The chart above documents S&P 500 activity from September 18, 2014 to October 16, 2014. In roughly a month, the broad U.S. index moved from 2,011.36 to 1,862.76, a 7.4 percent decline. Intraday on the 16th, the index reached 1,835.02, an 8.8 percent decline, peak to trough.
The green and red lines are the 50 and 100 day moving averages, respectively. For traders these are key technical levels and when an index moves lower than the averages, that is a sell sign because momentum has changed.
There has been an increased use of technical indicators and program trading by advisors following the financial crisis. The idea of moving out of the market to miss more downside is appealing to individuals who remember how their accounts performed in 2008-2009. However, these indicators are not useful for people taking a long-term perspective and ‘home gamers’ or retail investors/average investors more often than not get these moves wrong.
So, given that the market moved from 2,011.36 in September to 1,835.02 a few weeks ago, broke through key technical levels and that the Federal Reserve ended quantitative easing on Wednesday, where would one guess that the market is today?
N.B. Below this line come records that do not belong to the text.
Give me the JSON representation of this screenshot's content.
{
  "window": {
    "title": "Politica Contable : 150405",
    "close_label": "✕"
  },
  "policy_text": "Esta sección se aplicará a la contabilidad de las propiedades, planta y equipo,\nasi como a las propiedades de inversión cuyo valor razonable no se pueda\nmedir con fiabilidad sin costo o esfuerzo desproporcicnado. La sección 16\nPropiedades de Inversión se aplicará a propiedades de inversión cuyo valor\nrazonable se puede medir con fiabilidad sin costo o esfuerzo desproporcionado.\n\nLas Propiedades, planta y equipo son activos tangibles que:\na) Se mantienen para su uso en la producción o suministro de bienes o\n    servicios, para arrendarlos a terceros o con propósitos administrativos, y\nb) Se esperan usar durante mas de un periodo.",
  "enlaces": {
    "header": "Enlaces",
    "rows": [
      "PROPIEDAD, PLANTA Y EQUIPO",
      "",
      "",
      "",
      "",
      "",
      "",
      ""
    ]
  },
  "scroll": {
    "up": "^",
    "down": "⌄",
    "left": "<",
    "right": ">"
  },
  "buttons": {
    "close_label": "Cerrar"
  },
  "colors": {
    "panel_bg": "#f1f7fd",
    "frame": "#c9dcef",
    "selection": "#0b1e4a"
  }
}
Well…
As of this morning, the S&P 500 not only gained back all the losses over the last few weeks, but set another all-time intraday high.
Below is a chart of average investor returns for a 20-year period that incorporates aggregate retail mutual fund sales, redemptions and exchanges to measure investor behavior. The chart is from a post by Business Insider and courtesy of Richard Bernstein.
Assuming you're not a day trader, what does this mean for you? Rebabalance your accounts, buy when markets are down, and be patient. When markets were down we had a chance to buy the S&P 500 index for our 401(k) clients and Disney $DIS for our managed portfolios.
When everyone else is panicking, keep calm and buy on!